Patient consent should be obtained for an open excision of the gallbladder and fistula. For patients with choledocholithiasis, open common bile duct (CBD) exploration should be discussed, though a separate endoscopic procedure can also be performed.

Operative details

Considerations include the incision site, whether to incorporate the external opening into the incision, and method of closure. The procedure can be performed via a midline laparotomy or a subcostal incision. Many choose to close the muscle and fascia at the fistula site but leave the skin to heal by secondary intention.

In the laparoscopic version of the procedure, the gallbladder dissection is performed in the usual fashion to reveal the cystic artery and duct. After ligation of both the cystic duct and the cystic artery, the gallbladder must be mobilized off the liver bed and abdominal wall fistula or abscess. Significant edema and thickening of the gallbladder hilum may complicate laparoscopic dissection.

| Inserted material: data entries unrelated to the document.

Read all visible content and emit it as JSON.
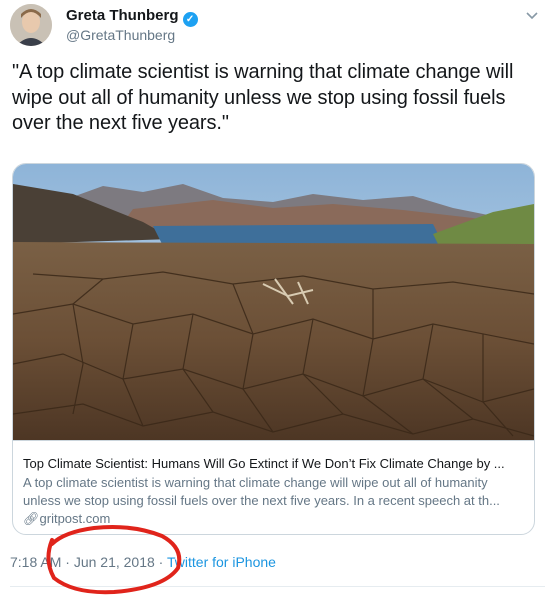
{
  "user": {
    "name": "Greta Thunberg",
    "handle": "@GretaThunberg",
    "verified_icon": "verified-badge-icon",
    "menu_icon": "chevron-down-icon"
  },
  "tweet": {
    "text": "\"A top climate scientist is warning that climate change will wipe out all of humanity unless we stop using fossil fuels over the next five years.\""
  },
  "card": {
    "title": "Top Climate Scientist: Humans Will Go Extinct if We Don’t Fix Climate Change by ...",
    "description": "A top climate scientist is warning that climate change will wipe out all of humanity unless we stop using fossil fuels over the next five years. In a recent speech at th...",
    "link_icon": "link-icon",
    "domain": "gritpost.com"
  },
  "meta": {
    "time": "7:18 AM",
    "separator": " · ",
    "date": "Jun 21, 2018",
    "source": "Twitter for iPhone"
  },
  "colors": {
    "link_blue": "#1b95e0",
    "verified_blue": "#1da1f2",
    "annotation_red": "#e0241b",
    "secondary_text": "#657786"
  }
}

In either technique, a drain should be inserted in the subhepatic space if a subhepatic collection is found.



Cholecystocutaneous fistula is a complication of neglected cholelithiasis. [2, 10]

Prior to discharge of the fistula, the patient may be in a septic state. Necrotizing fasciitis of the anterior abdominal wall due to sepsis has been reported. [62]

Following discharge of the fistula, bilious discharge can cause skin irritation and dermatitis.

Chronic untreated fistulae can lead to dysplasia and subsequent malignant change similar to Marjolin ulcer. This is rare, and a review of the literature has revealed only one case of adenocarcinoma arising from a biliary fistula tract. [70]


Long-Term Monitoring

If the patient's wounds are allowed to heal through secondary intention, he or she should be observed until healing is complete.

Patients who are treated conservatively should be observed to ensure tract closure and to confirm that adequate skin care is provided to prevent skin irritation.